● WHAT TO WORK ON: Some lines below hold "Firearms". Pick them out and copy them.

---------- RECORDED DATA

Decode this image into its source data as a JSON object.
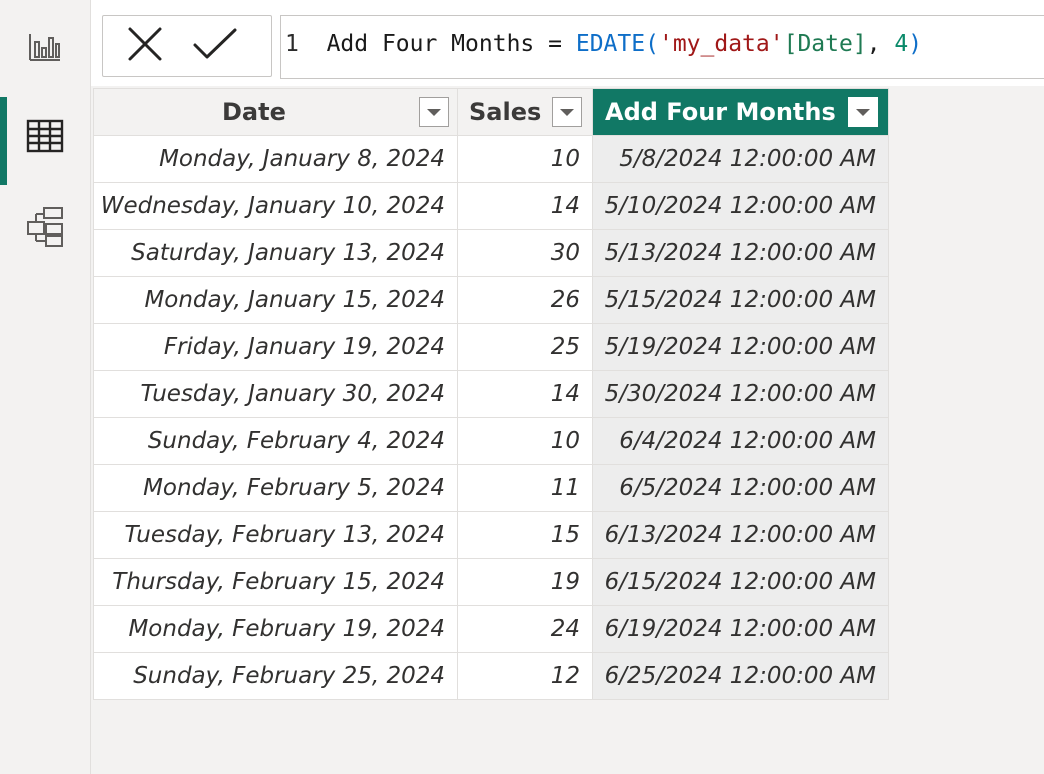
{
  "formula": {
    "line_number": "1",
    "measure_name": "Add Four Months",
    "equals": "=",
    "function": "EDATE",
    "open_paren": "(",
    "table_ref": "'my_data'",
    "column_ref": "[Date]",
    "separator": ",",
    "number_arg": "4",
    "close_paren": ")"
  },
  "toolbar": {
    "cancel_icon": "close-icon",
    "commit_icon": "checkmark-icon"
  },
  "rail": {
    "items": [
      {
        "icon": "report-view-icon"
      },
      {
        "icon": "table-view-icon",
        "active": true
      },
      {
        "icon": "model-view-icon"
      }
    ]
  },
  "accent_color": "#117865",
  "table": {
    "columns": [
      "Date",
      "Sales",
      "Add Four Months"
    ],
    "rows": [
      [
        "Monday, January 8, 2024",
        "10",
        "5/8/2024 12:00:00 AM"
      ],
      [
        "Wednesday, January 10, 2024",
        "14",
        "5/10/2024 12:00:00 AM"
      ],
      [
        "Saturday, January 13, 2024",
        "30",
        "5/13/2024 12:00:00 AM"
      ],
      [
        "Monday, January 15, 2024",
        "26",
        "5/15/2024 12:00:00 AM"
      ],
      [
        "Friday, January 19, 2024",
        "25",
        "5/19/2024 12:00:00 AM"
      ],
      [
        "Tuesday, January 30, 2024",
        "14",
        "5/30/2024 12:00:00 AM"
      ],
      [
        "Sunday, February 4, 2024",
        "10",
        "6/4/2024 12:00:00 AM"
      ],
      [
        "Monday, February 5, 2024",
        "11",
        "6/5/2024 12:00:00 AM"
      ],
      [
        "Tuesday, February 13, 2024",
        "15",
        "6/13/2024 12:00:00 AM"
      ],
      [
        "Thursday, February 15, 2024",
        "19",
        "6/15/2024 12:00:00 AM"
      ],
      [
        "Monday, February 19, 2024",
        "24",
        "6/19/2024 12:00:00 AM"
      ],
      [
        "Sunday, February 25, 2024",
        "12",
        "6/25/2024 12:00:00 AM"
      ]
    ]
  }
}
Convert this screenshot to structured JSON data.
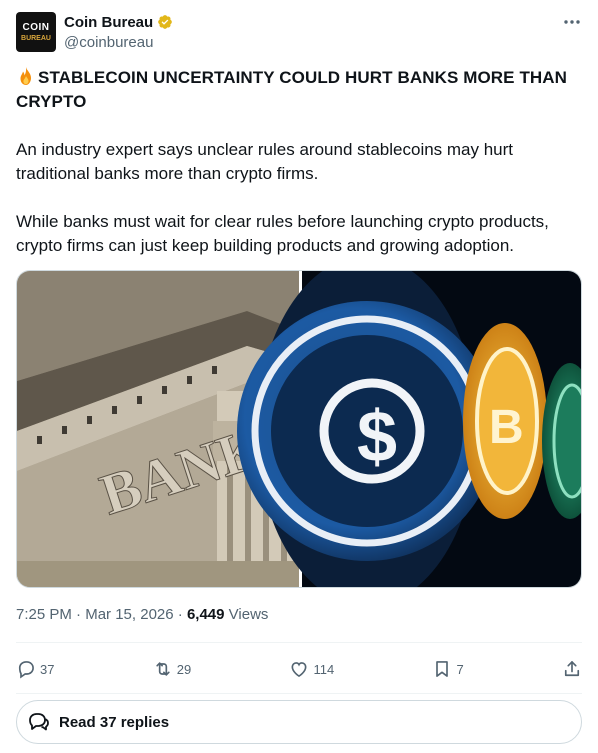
{
  "account": {
    "avatar_line1": "COIN",
    "avatar_line2": "BUREAU",
    "display_name": "Coin Bureau",
    "handle": "@coinbureau",
    "verified_color": "#e2b719"
  },
  "post": {
    "title": "STABLECOIN UNCERTAINTY COULD HURT BANKS MORE THAN CRYPTO",
    "paragraph1": "An industry expert says unclear rules around stablecoins may hurt traditional banks more than crypto firms.",
    "paragraph2": "While banks must wait for clear rules before launching crypto products, crypto firms can just keep building products and growing adoption.",
    "image_text": "BANK"
  },
  "meta": {
    "time": "7:25 PM",
    "date": "Mar 15, 2026",
    "views_count": "6,449",
    "views_label": "Views"
  },
  "actions": {
    "replies": "37",
    "reposts": "29",
    "likes": "114",
    "bookmarks": "7"
  },
  "read_replies_label": "Read 37 replies",
  "icons": [
    "more-icon",
    "verified-icon",
    "fire-icon",
    "reply-icon",
    "repost-icon",
    "like-icon",
    "bookmark-icon",
    "share-icon",
    "speech-bubbles-icon"
  ]
}
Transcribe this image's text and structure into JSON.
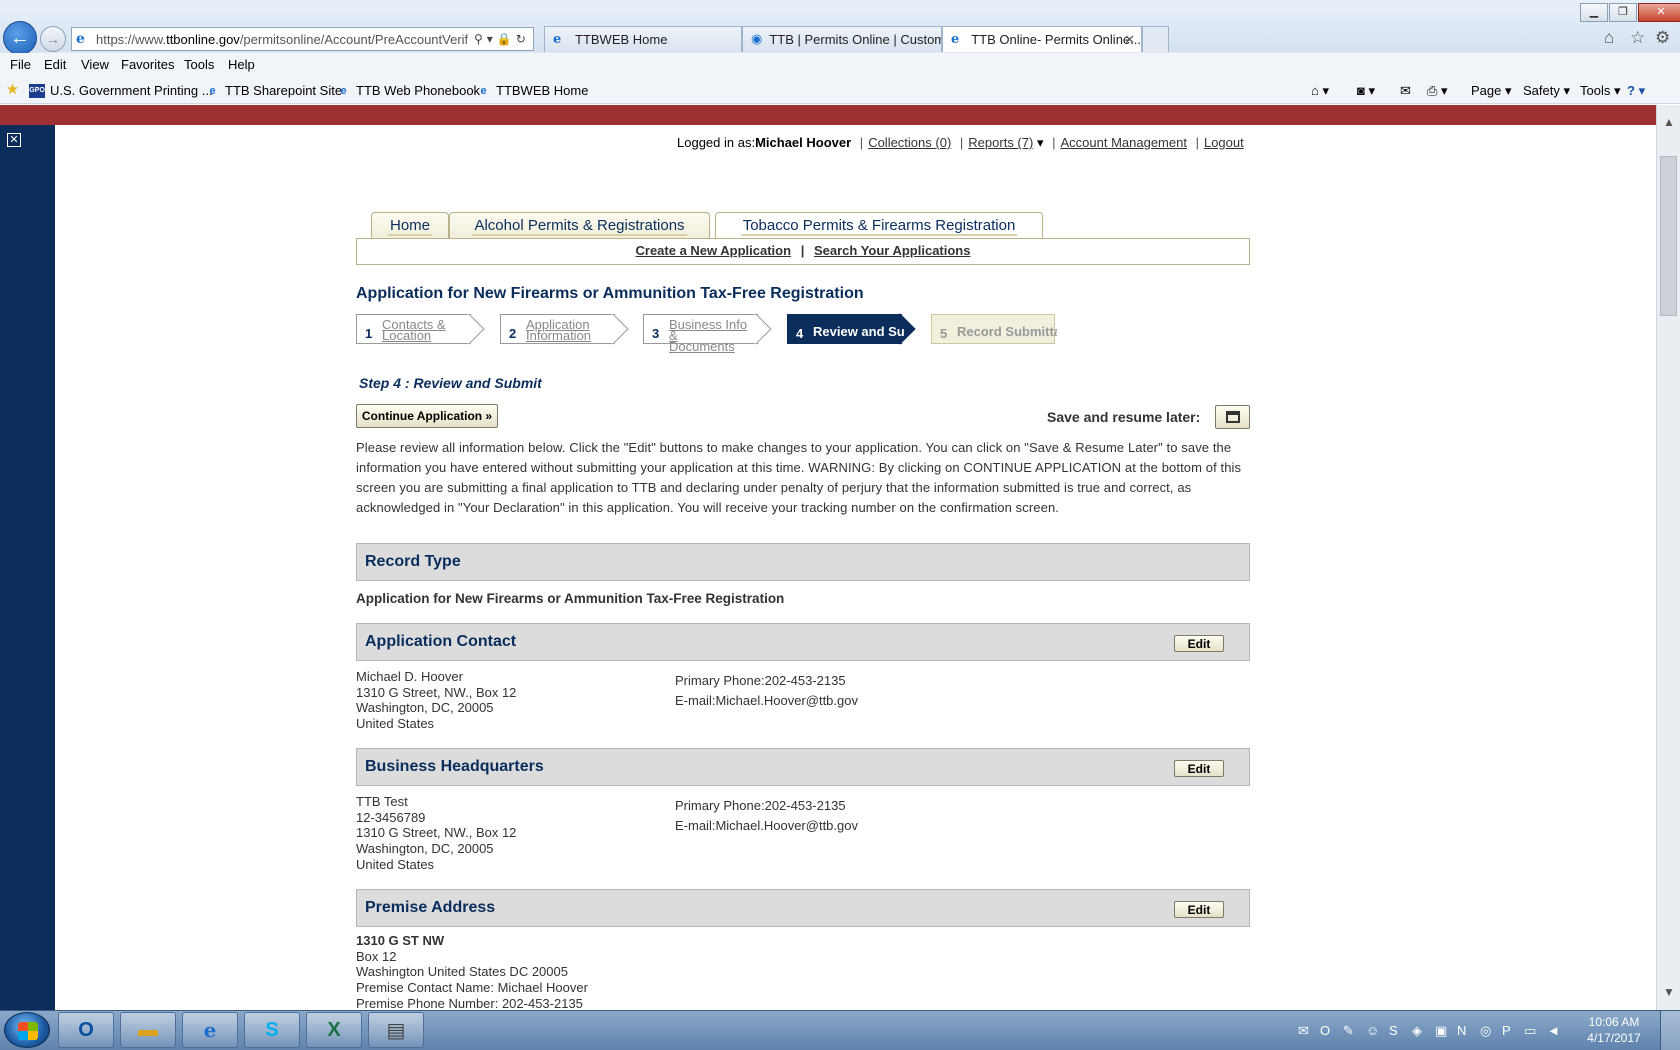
{
  "browser": {
    "url_prefix": "https://www.",
    "url_domain": "ttbonline.gov",
    "url_path": "/permitsonline/Account/PreAccountVerific",
    "tabs": [
      {
        "label": "TTBWEB Home"
      },
      {
        "label": "TTB | Permits Online | Custom..."
      },
      {
        "label": "TTB Online- Permits Online..."
      }
    ],
    "menu": [
      "File",
      "Edit",
      "View",
      "Favorites",
      "Tools",
      "Help"
    ],
    "favorites": [
      "U.S. Government Printing ...",
      "TTB Sharepoint Site",
      "TTB Web Phonebook",
      "TTBWEB Home"
    ],
    "commands": [
      "Page",
      "Safety",
      "Tools"
    ]
  },
  "header": {
    "logged_in_label": "Logged in as:",
    "user_name": "Michael Hoover",
    "collections": "Collections (0)",
    "reports": "Reports (7)",
    "account_management": "Account Management",
    "logout": "Logout"
  },
  "tabs": {
    "home": "Home",
    "alcohol": "Alcohol Permits & Registrations",
    "tobacco": "Tobacco Permits & Firearms Registration"
  },
  "subnav": {
    "create": "Create a New Application",
    "search": "Search Your Applications"
  },
  "page_title": "Application for New Firearms or Ammunition Tax-Free Registration",
  "steps": [
    {
      "num": "1",
      "line1": "Contacts &",
      "line2": "Location"
    },
    {
      "num": "2",
      "line1": "Application",
      "line2": "Information"
    },
    {
      "num": "3",
      "line1": "Business Info &",
      "line2": "Documents"
    },
    {
      "num": "4",
      "label": "Review and Submit"
    },
    {
      "num": "5",
      "label": "Record Submittal"
    }
  ],
  "step_heading": "Step 4 : Review and Submit",
  "continue_label": "Continue Application »",
  "save_label": "Save and resume later:",
  "instructions": "Please review all information below. Click the \"Edit\" buttons to make changes to your application. You can click on \"Save & Resume Later\" to save the information you have entered without submitting your application at this time. WARNING: By clicking on CONTINUE APPLICATION at the bottom of this screen you are submitting a final application to TTB and declaring under penalty of perjury that the information submitted is true and correct, as acknowledged in \"Your Declaration\" in this application. You will receive your tracking number on the confirmation screen.",
  "edit_label": "Edit",
  "record_type": {
    "title": "Record Type",
    "value": "Application for New Firearms or Ammunition Tax-Free Registration"
  },
  "application_contact": {
    "title": "Application Contact",
    "address": [
      "Michael D. Hoover",
      "1310 G Street, NW., Box 12",
      "Washington, DC, 20005",
      "United States"
    ],
    "phone": "Primary Phone:202-453-2135",
    "email": "E-mail:Michael.Hoover@ttb.gov"
  },
  "business_hq": {
    "title": "Business Headquarters",
    "address": [
      "TTB Test",
      "12-3456789",
      "1310 G Street, NW., Box 12",
      "Washington, DC, 20005",
      "United States"
    ],
    "phone": "Primary Phone:202-453-2135",
    "email": "E-mail:Michael.Hoover@ttb.gov"
  },
  "premise": {
    "title": "Premise Address",
    "street": "1310 G ST NW",
    "lines": [
      "Box 12",
      "Washington United States DC 20005",
      "Premise Contact Name: Michael Hoover",
      "Premise Phone Number: 202-453-2135"
    ]
  },
  "taskbar": {
    "time": "10:06 AM",
    "date": "4/17/2017"
  }
}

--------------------

● EXERCISE OUTPUT:
    "tobacco": "Tobacco Permits & Firearms Registration"
  "page_title": "Application for New Firearms or Ammunition Tax-Free Registration",
    "value": "Application for New Firearms or Ammunition Tax-Free Registration"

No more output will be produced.